→ **YOUR ASSIGNMENT**
Your reply should reproduce the data below without a single alteration, apart from dropping the images.

Extracted records
-- -- --

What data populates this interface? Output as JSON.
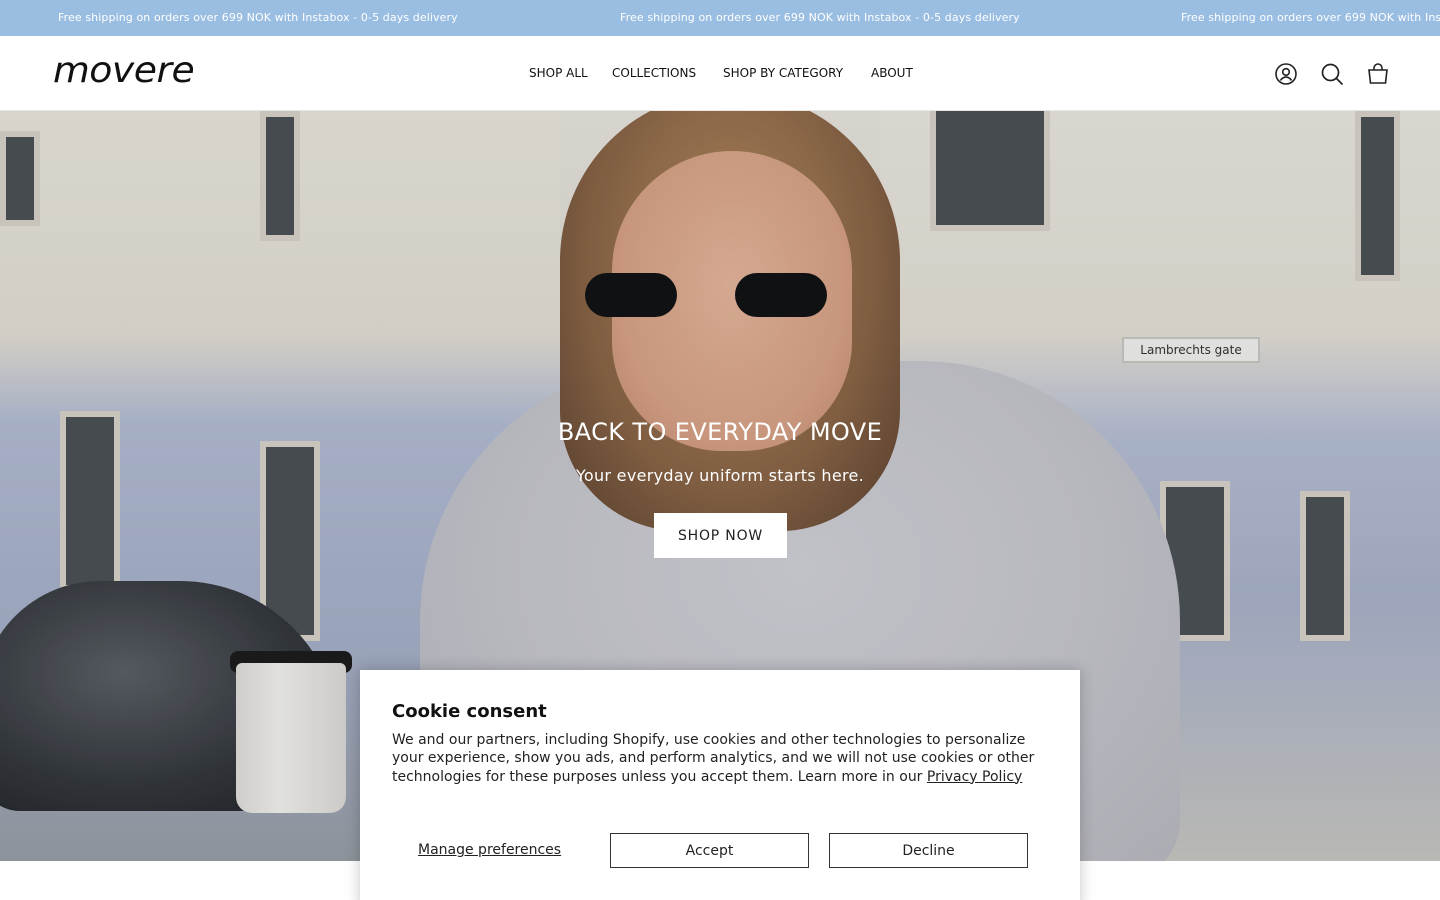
{
  "announcement": {
    "messages": [
      "Free shipping on orders over 699 NOK with Instabox - 0-5 days delivery",
      "Free shipping on orders over 699 NOK with Instabox - 0-5 days delivery",
      "Free shipping on orders over 699 NOK with Ins"
    ]
  },
  "header": {
    "logo": "movere",
    "nav": [
      "SHOP ALL",
      "COLLECTIONS",
      "SHOP BY CATEGORY",
      "ABOUT"
    ],
    "icons": [
      "account-icon",
      "search-icon",
      "cart-icon"
    ]
  },
  "hero": {
    "street_sign": "Lambrechts gate",
    "title": "BACK TO EVERYDAY MOVE",
    "subtitle": "Your everyday uniform starts here.",
    "button": "SHOP NOW"
  },
  "cookie": {
    "title": "Cookie consent",
    "body": "We and our partners, including Shopify, use cookies and other technologies to personalize your experience, show you ads, and perform analytics, and we will not use cookies or other technologies for these purposes unless you accept them. Learn more in our",
    "policy_link": "Privacy Policy",
    "manage": "Manage preferences",
    "accept": "Accept",
    "decline": "Decline"
  },
  "colors": {
    "announcement_bg": "#9abde2",
    "header_bg": "#ffffff",
    "button_bg": "#ffffff"
  }
}
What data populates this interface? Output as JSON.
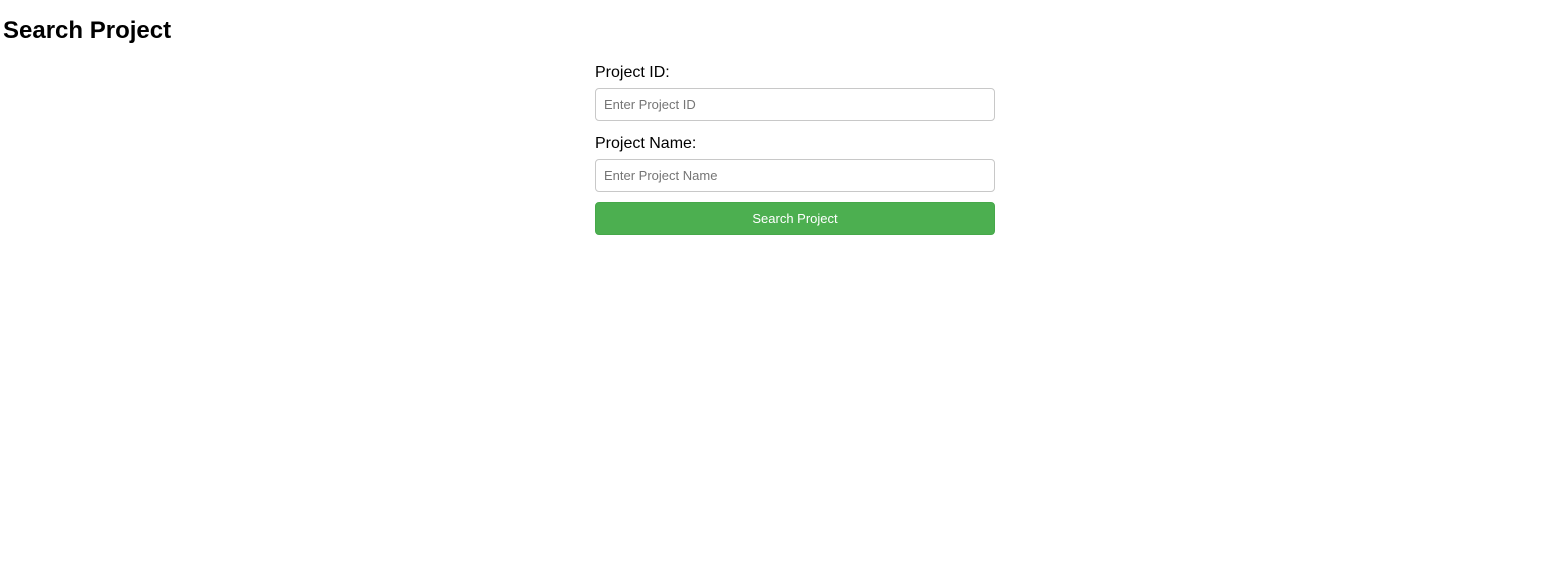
{
  "page": {
    "title": "Search Project"
  },
  "form": {
    "project_id": {
      "label": "Project ID:",
      "value": "",
      "placeholder": "Enter Project ID"
    },
    "project_name": {
      "label": "Project Name:",
      "value": "",
      "placeholder": "Enter Project Name"
    },
    "submit_label": "Search Project"
  },
  "colors": {
    "button_background": "#4caf50",
    "button_text": "#ffffff",
    "input_border": "#c8c8c8"
  }
}
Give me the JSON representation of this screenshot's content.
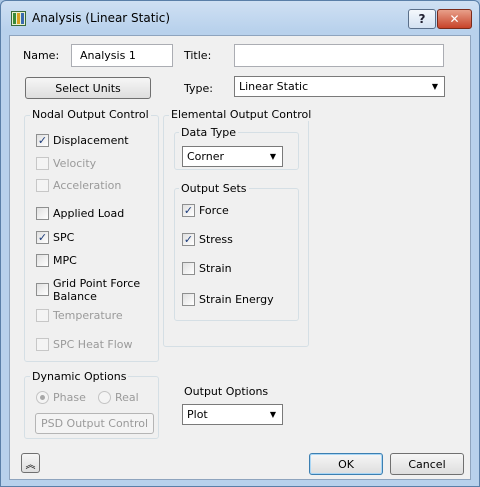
{
  "window": {
    "title": "Analysis (Linear Static)",
    "help_glyph": "?",
    "close_glyph": "✕"
  },
  "form": {
    "name_label": "Name:",
    "name_value": "Analysis 1",
    "title_label": "Title:",
    "title_value": "",
    "select_units_label": "Select Units",
    "type_label": "Type:",
    "type_value": "Linear Static"
  },
  "nodal": {
    "title": "Nodal Output Control",
    "items": [
      {
        "label": "Displacement",
        "checked": true,
        "enabled": true
      },
      {
        "label": "Velocity",
        "checked": false,
        "enabled": false
      },
      {
        "label": "Acceleration",
        "checked": false,
        "enabled": false
      },
      {
        "label": "Applied Load",
        "checked": false,
        "enabled": true
      },
      {
        "label": "SPC",
        "checked": true,
        "enabled": true
      },
      {
        "label": "MPC",
        "checked": false,
        "enabled": true
      },
      {
        "label": "Grid Point Force Balance",
        "checked": false,
        "enabled": true
      },
      {
        "label": "Temperature",
        "checked": false,
        "enabled": false
      },
      {
        "label": "SPC Heat Flow",
        "checked": false,
        "enabled": false
      }
    ]
  },
  "elemental": {
    "title": "Elemental Output Control",
    "data_type_title": "Data Type",
    "data_type_value": "Corner",
    "output_sets_title": "Output Sets",
    "items": [
      {
        "label": "Force",
        "checked": true
      },
      {
        "label": "Stress",
        "checked": true
      },
      {
        "label": "Strain",
        "checked": false
      },
      {
        "label": "Strain Energy",
        "checked": false
      }
    ]
  },
  "dynamic": {
    "title": "Dynamic Options",
    "phase_label": "Phase",
    "real_label": "Real",
    "psd_label": "PSD Output Control"
  },
  "output_options": {
    "title": "Output Options",
    "value": "Plot"
  },
  "footer": {
    "expand_glyph": "︽",
    "ok_label": "OK",
    "cancel_label": "Cancel"
  },
  "glyphs": {
    "check": "✓",
    "dropdown": "▼"
  }
}
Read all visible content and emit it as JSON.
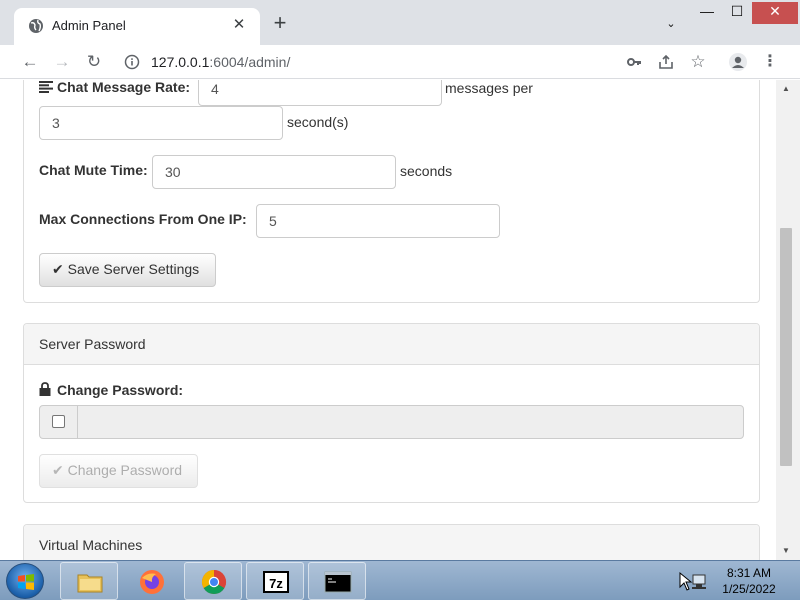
{
  "browser": {
    "tab_title": "Admin Panel",
    "tab_close_glyph": "✕",
    "new_tab_glyph": "+",
    "url_host": "127.0.0.1",
    "url_rest": ":6004/admin/",
    "window_controls": {
      "chevron": "⌄",
      "minimize": "—",
      "maximize": "☐",
      "close": "✕"
    }
  },
  "server_settings": {
    "chat_rate_label": "Chat Message Rate:",
    "chat_rate_messages": "4",
    "messages_per_text": "messages per",
    "chat_rate_seconds": "3",
    "seconds_suffix": "second(s)",
    "mute_time_label": "Chat Mute Time:",
    "mute_time_value": "30",
    "mute_time_suffix": "seconds",
    "max_conn_label": "Max Connections From One IP:",
    "max_conn_value": "5",
    "save_button": "Save Server Settings"
  },
  "server_password": {
    "heading": "Server Password",
    "change_label": "Change Password:",
    "checkbox_checked": false,
    "button": "Change Password",
    "button_disabled": true
  },
  "virtual_machines": {
    "heading": "Virtual Machines"
  },
  "taskbar": {
    "apps": [
      "file-explorer",
      "firefox",
      "chrome",
      "7-zip",
      "command-prompt"
    ],
    "clock_time": "8:31 AM",
    "clock_date": "1/25/2022"
  },
  "colors": {
    "panel_heading_bg": "#f5f5f5",
    "panel_border": "#dddddd",
    "taskbar_blue": "#8eaacb",
    "close_red": "#c75050"
  }
}
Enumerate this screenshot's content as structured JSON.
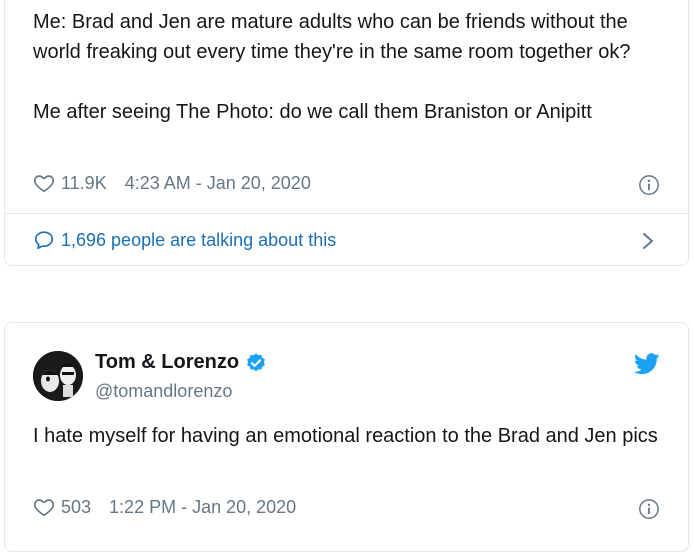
{
  "tweet1": {
    "text": "Me: Brad and Jen are mature adults who can be friends without the world freaking out every time they're in the same room together ok?\n\nMe after seeing The Photo: do we call them Braniston or Anipitt",
    "likes": "11.9K",
    "timestamp": "4:23 AM - Jan 20, 2020",
    "talking": "1,696 people are talking about this",
    "icons": {
      "like": "heart-icon",
      "info": "info-icon",
      "talking": "speech-bubble-icon",
      "chevron": "chevron-right-icon"
    }
  },
  "tweet2": {
    "name": "Tom & Lorenzo",
    "handle": "@tomandlorenzo",
    "text": "I hate myself for having an emotional reaction to the Brad and Jen pics",
    "likes": "503",
    "timestamp": "1:22 PM - Jan 20, 2020",
    "icons": {
      "verified": "verified-badge-icon",
      "platform": "twitter-bird-icon",
      "like": "heart-icon",
      "info": "info-icon"
    }
  },
  "colors": {
    "text": "#14171a",
    "muted": "#657786",
    "link": "#1b6fb5",
    "twitter_blue": "#1da1f2",
    "border": "#e1e8ed"
  }
}
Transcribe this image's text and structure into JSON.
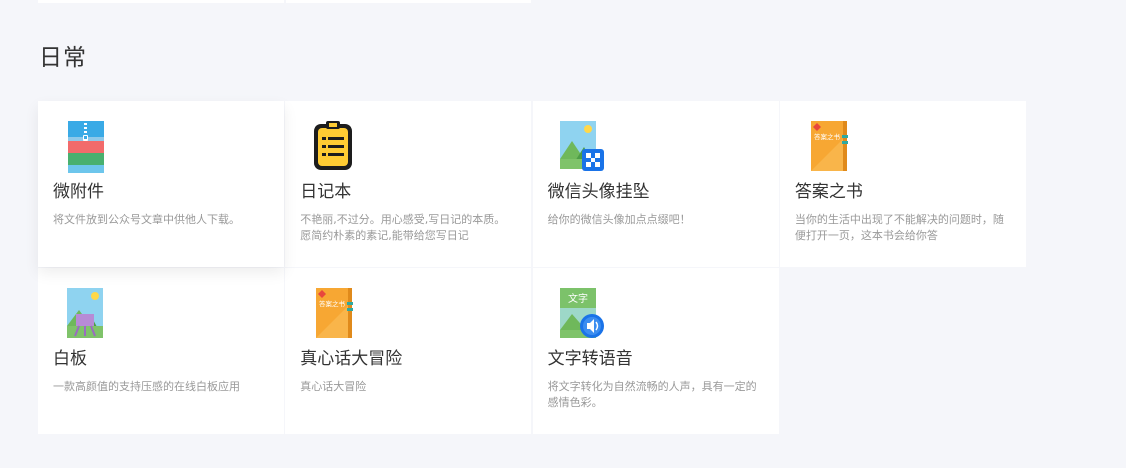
{
  "section": {
    "title": "日常"
  },
  "cards": [
    {
      "title": "微附件",
      "desc": "将文件放到公众号文章中供他人下载。",
      "icon": "zip-archive-icon"
    },
    {
      "title": "日记本",
      "desc": "不艳丽,不过分。用心感受,写日记的本质。愿简约朴素的素记,能带给您写日记",
      "icon": "notebook-icon"
    },
    {
      "title": "微信头像挂坠",
      "desc": "给你的微信头像加点点缀吧！",
      "icon": "avatar-pendant-icon"
    },
    {
      "title": "答案之书",
      "desc": "当你的生活中出现了不能解决的问题时，随便打开一页，这本书会给你答",
      "icon": "answer-book-icon",
      "book_label": "答案之书"
    },
    {
      "title": "白板",
      "desc": "一款高颜值的支持压感的在线白板应用",
      "icon": "whiteboard-icon"
    },
    {
      "title": "真心话大冒险",
      "desc": "真心话大冒险",
      "icon": "truth-or-dare-book-icon",
      "book_label": "答案之书"
    },
    {
      "title": "文字转语音",
      "desc": "将文字转化为自然流畅的人声，具有一定的感情色彩。",
      "icon": "text-to-speech-icon",
      "badge": "文字"
    }
  ],
  "colors": {
    "background": "#f5f6fa",
    "card": "#ffffff",
    "title": "#333333",
    "desc": "#999999",
    "accent_blue": "#1a73e8",
    "book_orange": "#f7a733"
  }
}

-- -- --

→ **WRITTEN SOLUTION**
What data populates this interface? Output as JSON.
{
  "announcement": {
    "messages": [
      "Free shipping on orders over 699 NOK with Instabox - 0-5 days delivery",
      "Free shipping on orders over 699 NOK with Instabox - 0-5 days delivery",
      "Free shipping on orders over 699 NOK with Ins"
    ]
  },
  "header": {
    "logo": "movere",
    "nav": [
      "SHOP ALL",
      "COLLECTIONS",
      "SHOP BY CATEGORY",
      "ABOUT"
    ],
    "icons": [
      "account-icon",
      "search-icon",
      "cart-icon"
    ]
  },
  "hero": {
    "street_sign": "Lambrechts gate",
    "title": "BACK TO EVERYDAY MOVE",
    "subtitle": "Your everyday uniform starts here.",
    "button": "SHOP NOW"
  },
  "cookie": {
    "title": "Cookie consent",
    "body": "We and our partners, including Shopify, use cookies and other technologies to personalize your experience, show you ads, and perform analytics, and we will not use cookies or other technologies for these purposes unless you accept them. Learn more in our",
    "policy_link": "Privacy Policy",
    "manage": "Manage preferences",
    "accept": "Accept",
    "decline": "Decline"
  },
  "colors": {
    "announcement_bg": "#9abde2",
    "header_bg": "#ffffff",
    "button_bg": "#ffffff"
  }
}
What data populates this interface? Output as JSON.
{
  "page": {
    "title": "Search Project"
  },
  "form": {
    "project_id": {
      "label": "Project ID:",
      "value": "",
      "placeholder": "Enter Project ID"
    },
    "project_name": {
      "label": "Project Name:",
      "value": "",
      "placeholder": "Enter Project Name"
    },
    "submit_label": "Search Project"
  },
  "colors": {
    "button_background": "#4caf50",
    "button_text": "#ffffff",
    "input_border": "#c8c8c8"
  }
}
Give me the JSON representation of this screenshot's content.
{
  "window": {
    "title": "Analysis (Linear Static)",
    "help_glyph": "?",
    "close_glyph": "✕"
  },
  "form": {
    "name_label": "Name:",
    "name_value": "Analysis 1",
    "title_label": "Title:",
    "title_value": "",
    "select_units_label": "Select Units",
    "type_label": "Type:",
    "type_value": "Linear Static"
  },
  "nodal": {
    "title": "Nodal Output Control",
    "items": [
      {
        "label": "Displacement",
        "checked": true,
        "enabled": true
      },
      {
        "label": "Velocity",
        "checked": false,
        "enabled": false
      },
      {
        "label": "Acceleration",
        "checked": false,
        "enabled": false
      },
      {
        "label": "Applied Load",
        "checked": false,
        "enabled": true
      },
      {
        "label": "SPC",
        "checked": true,
        "enabled": true
      },
      {
        "label": "MPC",
        "checked": false,
        "enabled": true
      },
      {
        "label": "Grid Point Force Balance",
        "checked": false,
        "enabled": true
      },
      {
        "label": "Temperature",
        "checked": false,
        "enabled": false
      },
      {
        "label": "SPC Heat Flow",
        "checked": false,
        "enabled": false
      }
    ]
  },
  "elemental": {
    "title": "Elemental Output Control",
    "data_type_title": "Data Type",
    "data_type_value": "Corner",
    "output_sets_title": "Output Sets",
    "items": [
      {
        "label": "Force",
        "checked": true
      },
      {
        "label": "Stress",
        "checked": true
      },
      {
        "label": "Strain",
        "checked": false
      },
      {
        "label": "Strain Energy",
        "checked": false
      }
    ]
  },
  "dynamic": {
    "title": "Dynamic Options",
    "phase_label": "Phase",
    "real_label": "Real",
    "psd_label": "PSD Output Control"
  },
  "output_options": {
    "title": "Output Options",
    "value": "Plot"
  },
  "footer": {
    "expand_glyph": "︽",
    "ok_label": "OK",
    "cancel_label": "Cancel"
  },
  "glyphs": {
    "check": "✓",
    "dropdown": "▼"
  }
}
Read all visible content and emit it as JSON.
{
  "browser": {
    "tab_title": "Admin Panel",
    "tab_close_glyph": "✕",
    "new_tab_glyph": "+",
    "url_host": "127.0.0.1",
    "url_rest": ":6004/admin/",
    "window_controls": {
      "chevron": "⌄",
      "minimize": "—",
      "maximize": "☐",
      "close": "✕"
    }
  },
  "server_settings": {
    "chat_rate_label": "Chat Message Rate:",
    "chat_rate_messages": "4",
    "messages_per_text": "messages per",
    "chat_rate_seconds": "3",
    "seconds_suffix": "second(s)",
    "mute_time_label": "Chat Mute Time:",
    "mute_time_value": "30",
    "mute_time_suffix": "seconds",
    "max_conn_label": "Max Connections From One IP:",
    "max_conn_value": "5",
    "save_button": "Save Server Settings"
  },
  "server_password": {
    "heading": "Server Password",
    "change_label": "Change Password:",
    "checkbox_checked": false,
    "button": "Change Password",
    "button_disabled": true
  },
  "virtual_machines": {
    "heading": "Virtual Machines"
  },
  "taskbar": {
    "apps": [
      "file-explorer",
      "firefox",
      "chrome",
      "7-zip",
      "command-prompt"
    ],
    "clock_time": "8:31 AM",
    "clock_date": "1/25/2022"
  },
  "colors": {
    "panel_heading_bg": "#f5f5f5",
    "panel_border": "#dddddd",
    "taskbar_blue": "#8eaacb",
    "close_red": "#c75050"
  }
}
Enumerate this screenshot's content as structured JSON.
{
  "tweet1": {
    "text": "Me: Brad and Jen are mature adults who can be friends without the world freaking out every time they're in the same room together ok?\n\nMe after seeing The Photo: do we call them Braniston or Anipitt",
    "likes": "11.9K",
    "timestamp": "4:23 AM - Jan 20, 2020",
    "talking": "1,696 people are talking about this",
    "icons": {
      "like": "heart-icon",
      "info": "info-icon",
      "talking": "speech-bubble-icon",
      "chevron": "chevron-right-icon"
    }
  },
  "tweet2": {
    "name": "Tom & Lorenzo",
    "handle": "@tomandlorenzo",
    "text": "I hate myself for having an emotional reaction to the Brad and Jen pics",
    "likes": "503",
    "timestamp": "1:22 PM - Jan 20, 2020",
    "icons": {
      "verified": "verified-badge-icon",
      "platform": "twitter-bird-icon",
      "like": "heart-icon",
      "info": "info-icon"
    }
  },
  "colors": {
    "text": "#14171a",
    "muted": "#657786",
    "link": "#1b6fb5",
    "twitter_blue": "#1da1f2",
    "border": "#e1e8ed"
  }
}
Transcribe this image's text and structure into JSON.
{
  "section": {
    "title": "日常"
  },
  "cards": [
    {
      "title": "微附件",
      "desc": "将文件放到公众号文章中供他人下载。",
      "icon": "zip-archive-icon"
    },
    {
      "title": "日记本",
      "desc": "不艳丽,不过分。用心感受,写日记的本质。愿简约朴素的素记,能带给您写日记",
      "icon": "notebook-icon"
    },
    {
      "title": "微信头像挂坠",
      "desc": "给你的微信头像加点点缀吧！",
      "icon": "avatar-pendant-icon"
    },
    {
      "title": "答案之书",
      "desc": "当你的生活中出现了不能解决的问题时，随便打开一页，这本书会给你答",
      "icon": "answer-book-icon",
      "book_label": "答案之书"
    },
    {
      "title": "白板",
      "desc": "一款高颜值的支持压感的在线白板应用",
      "icon": "whiteboard-icon"
    },
    {
      "title": "真心话大冒险",
      "desc": "真心话大冒险",
      "icon": "truth-or-dare-book-icon",
      "book_label": "答案之书"
    },
    {
      "title": "文字转语音",
      "desc": "将文字转化为自然流畅的人声，具有一定的感情色彩。",
      "icon": "text-to-speech-icon",
      "badge": "文字"
    }
  ],
  "colors": {
    "background": "#f5f6fa",
    "card": "#ffffff",
    "title": "#333333",
    "desc": "#999999",
    "accent_blue": "#1a73e8",
    "book_orange": "#f7a733"
  }
}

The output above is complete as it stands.